▼
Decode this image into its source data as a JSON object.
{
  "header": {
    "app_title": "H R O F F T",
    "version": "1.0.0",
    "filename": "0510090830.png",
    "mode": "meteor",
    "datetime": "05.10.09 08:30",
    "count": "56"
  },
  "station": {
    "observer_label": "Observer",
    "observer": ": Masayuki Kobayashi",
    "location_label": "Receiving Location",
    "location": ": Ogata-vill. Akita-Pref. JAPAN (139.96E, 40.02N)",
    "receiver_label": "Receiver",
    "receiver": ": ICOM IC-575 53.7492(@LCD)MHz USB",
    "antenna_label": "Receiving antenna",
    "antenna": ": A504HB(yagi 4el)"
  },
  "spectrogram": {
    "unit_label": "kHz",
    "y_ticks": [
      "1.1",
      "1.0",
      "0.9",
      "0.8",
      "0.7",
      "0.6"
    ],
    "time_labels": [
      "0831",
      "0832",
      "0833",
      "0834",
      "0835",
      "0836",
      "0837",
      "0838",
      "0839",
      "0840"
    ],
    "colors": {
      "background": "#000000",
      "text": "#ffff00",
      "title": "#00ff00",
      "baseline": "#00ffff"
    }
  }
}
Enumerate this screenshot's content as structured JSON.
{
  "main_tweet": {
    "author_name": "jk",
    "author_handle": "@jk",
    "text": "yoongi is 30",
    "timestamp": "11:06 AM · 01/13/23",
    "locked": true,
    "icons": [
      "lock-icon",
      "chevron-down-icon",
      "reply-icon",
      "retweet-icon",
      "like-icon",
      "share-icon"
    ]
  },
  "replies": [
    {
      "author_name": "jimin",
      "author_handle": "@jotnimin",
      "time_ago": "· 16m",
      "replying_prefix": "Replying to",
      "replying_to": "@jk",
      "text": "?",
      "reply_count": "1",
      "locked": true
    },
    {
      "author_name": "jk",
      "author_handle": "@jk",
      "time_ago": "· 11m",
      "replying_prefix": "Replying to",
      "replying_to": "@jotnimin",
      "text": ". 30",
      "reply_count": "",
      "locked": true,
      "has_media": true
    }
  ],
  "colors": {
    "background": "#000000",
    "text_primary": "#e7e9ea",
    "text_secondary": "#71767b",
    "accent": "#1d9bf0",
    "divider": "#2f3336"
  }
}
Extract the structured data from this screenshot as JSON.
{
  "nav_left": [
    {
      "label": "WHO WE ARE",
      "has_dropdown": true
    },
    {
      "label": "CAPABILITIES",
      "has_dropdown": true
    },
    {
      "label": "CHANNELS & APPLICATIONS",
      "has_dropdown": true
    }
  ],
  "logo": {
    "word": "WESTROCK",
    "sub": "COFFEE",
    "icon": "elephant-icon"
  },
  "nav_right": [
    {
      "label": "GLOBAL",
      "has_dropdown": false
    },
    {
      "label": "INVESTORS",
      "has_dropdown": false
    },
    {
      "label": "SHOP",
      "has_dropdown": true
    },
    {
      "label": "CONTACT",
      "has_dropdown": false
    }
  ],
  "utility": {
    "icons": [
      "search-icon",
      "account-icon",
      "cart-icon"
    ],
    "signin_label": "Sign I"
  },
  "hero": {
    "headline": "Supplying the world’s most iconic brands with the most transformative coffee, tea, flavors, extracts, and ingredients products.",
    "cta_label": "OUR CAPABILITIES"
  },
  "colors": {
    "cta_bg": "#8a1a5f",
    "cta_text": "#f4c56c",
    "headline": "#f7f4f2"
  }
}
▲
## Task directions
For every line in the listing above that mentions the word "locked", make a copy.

## Task response
    "locked": true,
      "locked": true
      "locked": true,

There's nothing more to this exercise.